OBJECTIVE: To compare sexual behaviors and risk perception between young women vaccinated for HPV and unvaccinated Colombian women.
METHODS: In a cross-sectional design study, 1436 women (231 adolescents, <18 years; 1205 young women, 18-26 years) completed a self-administered questionnaire between May 2011 and March 2012 in Bogotá, Colombia. Data from vaccinated and unvaccinated women were compared by descriptive statistics and multivariate models.
RESULTS: Sexual risk behaviors were not associated with vaccination after adjustment for risk perception, age, educational level, and HPV knowledge. By contrast, vaccination was associated with higher routine Pap smear screening (odds ratio [OR], 2.35; 95% confidence interval [CI], 1.69-3.28), use of modern contraceptives (OR, 2.02; 95% CI, 1.26-3.22), and consistent use of condoms (OR, 1.49; 95% CI, 1.11-2.01). Vaccinated young women were more likely to have had sex (OR, 2.08; 95% CI, 1.56-2.78), but sexual debut among adolescents was not associated with vaccination. In bivariate and multivariate analyses, vaccination status was negatively associated with perceived risk of HPV infection, warts, and cervical cancer. There was no association between vaccination and perceived risk of sexually transmitted infections in any model.

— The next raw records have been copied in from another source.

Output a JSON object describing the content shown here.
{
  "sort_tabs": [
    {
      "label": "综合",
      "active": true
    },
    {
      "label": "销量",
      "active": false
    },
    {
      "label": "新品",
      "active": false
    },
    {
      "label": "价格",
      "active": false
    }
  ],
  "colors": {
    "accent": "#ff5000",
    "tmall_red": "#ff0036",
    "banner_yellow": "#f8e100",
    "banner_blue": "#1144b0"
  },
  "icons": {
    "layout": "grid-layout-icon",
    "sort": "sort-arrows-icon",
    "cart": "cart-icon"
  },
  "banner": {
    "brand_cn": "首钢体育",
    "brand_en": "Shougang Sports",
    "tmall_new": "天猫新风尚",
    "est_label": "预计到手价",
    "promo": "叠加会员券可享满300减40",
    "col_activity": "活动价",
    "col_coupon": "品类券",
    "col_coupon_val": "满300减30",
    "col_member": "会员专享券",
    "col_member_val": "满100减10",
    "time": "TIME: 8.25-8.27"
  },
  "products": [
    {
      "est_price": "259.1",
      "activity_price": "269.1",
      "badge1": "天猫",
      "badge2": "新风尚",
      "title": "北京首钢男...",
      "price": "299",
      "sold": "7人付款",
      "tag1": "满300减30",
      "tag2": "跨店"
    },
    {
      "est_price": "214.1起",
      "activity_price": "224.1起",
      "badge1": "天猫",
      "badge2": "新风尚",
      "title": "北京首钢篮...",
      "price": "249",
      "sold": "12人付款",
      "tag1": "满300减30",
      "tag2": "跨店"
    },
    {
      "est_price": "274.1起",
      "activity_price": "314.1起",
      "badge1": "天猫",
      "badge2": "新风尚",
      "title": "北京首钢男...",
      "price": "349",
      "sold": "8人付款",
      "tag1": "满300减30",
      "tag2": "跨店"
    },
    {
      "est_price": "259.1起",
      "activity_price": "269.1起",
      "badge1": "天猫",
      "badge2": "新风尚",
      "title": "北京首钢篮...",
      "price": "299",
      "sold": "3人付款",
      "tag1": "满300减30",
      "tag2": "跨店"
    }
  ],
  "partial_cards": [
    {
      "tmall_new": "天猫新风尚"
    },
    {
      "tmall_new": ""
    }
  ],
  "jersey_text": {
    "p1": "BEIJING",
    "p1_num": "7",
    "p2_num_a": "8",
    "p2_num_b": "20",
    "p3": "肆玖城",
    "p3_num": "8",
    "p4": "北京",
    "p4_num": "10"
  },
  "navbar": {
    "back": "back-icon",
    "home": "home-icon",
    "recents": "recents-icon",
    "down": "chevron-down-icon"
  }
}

CONCLUSION: No association was found between changes in risk perception after HPV vaccination and sexual risk behaviors.
|Original language||English (US)|
|Number of pages||4|
|Journal||International Journal of Gynecology and Obstetrics|
|State||Published - Sep 2014|